§ **Brief**:
The complete set of records below must be repeated precisely as given.

[Start of section]

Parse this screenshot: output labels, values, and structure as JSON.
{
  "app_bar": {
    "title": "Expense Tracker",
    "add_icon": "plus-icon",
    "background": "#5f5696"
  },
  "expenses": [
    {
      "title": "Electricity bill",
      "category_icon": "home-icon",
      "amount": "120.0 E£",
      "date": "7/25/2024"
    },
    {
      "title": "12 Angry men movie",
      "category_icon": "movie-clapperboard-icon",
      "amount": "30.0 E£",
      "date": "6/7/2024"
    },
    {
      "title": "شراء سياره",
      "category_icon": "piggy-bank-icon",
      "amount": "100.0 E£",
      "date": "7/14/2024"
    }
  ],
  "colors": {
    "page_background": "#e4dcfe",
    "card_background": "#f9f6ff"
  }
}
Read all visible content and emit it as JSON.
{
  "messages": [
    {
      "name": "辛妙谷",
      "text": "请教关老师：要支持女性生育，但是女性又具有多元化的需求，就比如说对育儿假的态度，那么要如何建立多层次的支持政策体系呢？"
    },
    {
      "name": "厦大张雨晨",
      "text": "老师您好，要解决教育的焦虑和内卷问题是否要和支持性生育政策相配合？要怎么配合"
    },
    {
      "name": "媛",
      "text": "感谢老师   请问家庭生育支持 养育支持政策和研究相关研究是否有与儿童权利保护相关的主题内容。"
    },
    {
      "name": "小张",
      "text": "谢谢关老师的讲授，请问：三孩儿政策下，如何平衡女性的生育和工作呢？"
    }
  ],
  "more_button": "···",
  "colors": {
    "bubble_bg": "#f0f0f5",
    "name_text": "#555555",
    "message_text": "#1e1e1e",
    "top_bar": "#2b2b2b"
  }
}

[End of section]

§ **Exercise result**:
Parse this screenshot: output labels, values, and structure as JSON.
{
  "app_bar": {
    "title": "Expense Tracker",
    "add_icon": "plus-icon",
    "background": "#5f5696"
  },
  "expenses": [
    {
      "title": "Electricity bill",
      "category_icon": "home-icon",
      "amount": "120.0 E£",
      "date": "7/25/2024"
    },
    {
      "title": "12 Angry men movie",
      "category_icon": "movie-clapperboard-icon",
      "amount": "30.0 E£",
      "date": "6/7/2024"
    },
    {
      "title": "شراء سياره",
      "category_icon": "piggy-bank-icon",
      "amount": "100.0 E£",
      "date": "7/14/2024"
    }
  ],
  "colors": {
    "page_background": "#e4dcfe",
    "card_background": "#f9f6ff"
  }
}
Read all visible content and emit it as JSON.
{
  "messages": [
    {
      "name": "辛妙谷",
      "text": "请教关老师：要支持女性生育，但是女性又具有多元化的需求，就比如说对育儿假的态度，那么要如何建立多层次的支持政策体系呢？"
    },
    {
      "name": "厦大张雨晨",
      "text": "老师您好，要解决教育的焦虑和内卷问题是否要和支持性生育政策相配合？要怎么配合"
    },
    {
      "name": "媛",
      "text": "感谢老师   请问家庭生育支持 养育支持政策和研究相关研究是否有与儿童权利保护相关的主题内容。"
    },
    {
      "name": "小张",
      "text": "谢谢关老师的讲授，请问：三孩儿政策下，如何平衡女性的生育和工作呢？"
    }
  ],
  "more_button": "···",
  "colors": {
    "bubble_bg": "#f0f0f5",
    "name_text": "#555555",
    "message_text": "#1e1e1e",
    "top_bar": "#2b2b2b"
  }
}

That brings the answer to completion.